The holidays are over. No more parties, social gatherings, office socials or happy hours involving alcohol. In comes “Dry January,” with the intention of a cleanse and reboot for your body. During the holidays and all the events that go along with them, we tend to focus more on the event and social part, than what is in our glasses. We end up mindless drinking, which, in turn, leads to a little bit of careless drinking. One goal of “Dry January” is not just about a cleanse for the body, but also your relationship with alcohol, more specifically in this case, wine.
When thinking about Italian wine, it is most common to think of Northern or Central Italy—Tuscany, Piedmont, Veneto, etc. However, there are some interesting, unique wines to seriously consider, if you’ll take your palate to the southern regions of Italy, more specifically, to the most southern areas, the island of Sicily, Basilicata, and Campania.
Would you rather have a bouquet of Rosés than Roses? The benefits to having the Rosés are: enjoying rosé from all around the world, they will not turn brown or wilt; they smell just as lovely as a rose, and at times have the same aroma; and you do not have to remember, or want, to add water! With summer in full swing, with porch and poolside sitting, picnics and outside dining, here is a half-dozen bouquets of Rosé’s for you to enjoy.
Nebbiolo! The “wine of kings, the king of wines,” from the region of Barolo. As any good monarch would tell you, a King must have a Queen. Nebbiolo, from the Barbaresco region, is the “queen of wines.” Both of these powerful wine regions champion Nebbiolo viticulture and winemaking. They are only 10 miles apart in the Piedmont region of Italy, which is like comparing Cotes de Nuits and Cotes de Beaune Pinot Noirs regions in Burgundy, France. What formulates the contrasting style is just subtle differences based on topography, soil, and rules
There are grapes in the world that are planted in a wide range of environments. This is an absolute understatement. Of this vastness is a small number of varieties that have easily traveled from their homelands and have been planted around the world.

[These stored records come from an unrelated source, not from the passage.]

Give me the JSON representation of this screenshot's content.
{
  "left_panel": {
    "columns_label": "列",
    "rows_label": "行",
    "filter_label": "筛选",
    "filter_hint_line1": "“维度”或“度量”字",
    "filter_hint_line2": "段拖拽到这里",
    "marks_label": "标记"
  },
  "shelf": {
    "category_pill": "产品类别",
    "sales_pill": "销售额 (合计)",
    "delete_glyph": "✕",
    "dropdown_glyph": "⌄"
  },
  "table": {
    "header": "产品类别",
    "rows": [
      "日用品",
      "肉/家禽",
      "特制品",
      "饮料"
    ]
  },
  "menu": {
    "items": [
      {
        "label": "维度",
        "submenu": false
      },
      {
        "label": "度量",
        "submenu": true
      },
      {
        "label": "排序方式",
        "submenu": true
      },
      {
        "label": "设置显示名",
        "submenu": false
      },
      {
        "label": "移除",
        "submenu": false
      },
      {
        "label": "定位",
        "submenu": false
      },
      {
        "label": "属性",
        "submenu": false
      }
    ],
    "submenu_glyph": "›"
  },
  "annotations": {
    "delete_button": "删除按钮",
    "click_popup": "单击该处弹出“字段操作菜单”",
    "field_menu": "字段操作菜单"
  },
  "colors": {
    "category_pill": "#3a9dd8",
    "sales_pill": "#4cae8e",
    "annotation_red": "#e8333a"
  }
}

Why? Because they are proven grapes that can produce high-quality wines and are not too fussy about where they are planted.